*** Recorded data ***

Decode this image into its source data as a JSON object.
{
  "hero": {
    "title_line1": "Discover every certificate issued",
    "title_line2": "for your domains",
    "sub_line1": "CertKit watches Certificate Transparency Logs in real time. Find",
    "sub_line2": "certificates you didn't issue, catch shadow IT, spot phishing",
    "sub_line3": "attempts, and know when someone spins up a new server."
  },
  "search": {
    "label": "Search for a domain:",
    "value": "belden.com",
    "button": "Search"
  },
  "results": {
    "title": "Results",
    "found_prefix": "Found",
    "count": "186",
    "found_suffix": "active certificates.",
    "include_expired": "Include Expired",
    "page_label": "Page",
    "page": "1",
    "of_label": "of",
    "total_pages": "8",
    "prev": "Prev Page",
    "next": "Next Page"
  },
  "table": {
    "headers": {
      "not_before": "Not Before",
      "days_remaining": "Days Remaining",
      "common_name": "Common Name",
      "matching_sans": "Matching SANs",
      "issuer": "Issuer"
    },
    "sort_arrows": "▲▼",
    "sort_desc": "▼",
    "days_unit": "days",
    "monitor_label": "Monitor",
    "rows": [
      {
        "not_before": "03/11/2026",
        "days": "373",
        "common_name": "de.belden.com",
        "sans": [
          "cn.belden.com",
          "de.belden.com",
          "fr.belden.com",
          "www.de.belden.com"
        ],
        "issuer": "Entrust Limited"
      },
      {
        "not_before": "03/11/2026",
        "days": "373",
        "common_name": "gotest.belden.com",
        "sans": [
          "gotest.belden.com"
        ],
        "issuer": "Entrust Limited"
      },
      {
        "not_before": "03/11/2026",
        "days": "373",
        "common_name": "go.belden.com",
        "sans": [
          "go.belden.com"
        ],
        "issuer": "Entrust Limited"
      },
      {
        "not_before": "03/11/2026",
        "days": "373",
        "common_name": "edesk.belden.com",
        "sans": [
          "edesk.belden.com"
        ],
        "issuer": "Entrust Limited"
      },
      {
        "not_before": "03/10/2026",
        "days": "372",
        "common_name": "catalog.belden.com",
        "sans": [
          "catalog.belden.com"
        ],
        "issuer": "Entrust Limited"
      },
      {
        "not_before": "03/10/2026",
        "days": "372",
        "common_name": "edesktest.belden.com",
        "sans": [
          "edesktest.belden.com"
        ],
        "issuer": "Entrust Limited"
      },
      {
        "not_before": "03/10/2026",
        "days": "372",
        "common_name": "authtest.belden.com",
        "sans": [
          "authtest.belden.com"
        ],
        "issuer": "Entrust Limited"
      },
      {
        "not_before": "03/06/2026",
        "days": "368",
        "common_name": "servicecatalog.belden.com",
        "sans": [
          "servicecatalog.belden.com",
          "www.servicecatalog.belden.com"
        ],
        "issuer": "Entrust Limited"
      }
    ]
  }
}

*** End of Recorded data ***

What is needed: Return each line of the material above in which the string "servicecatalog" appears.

Solution for this exercise:
        "common_name": "servicecatalog.belden.com",
          "servicecatalog.belden.com",
          "www.servicecatalog.belden.com"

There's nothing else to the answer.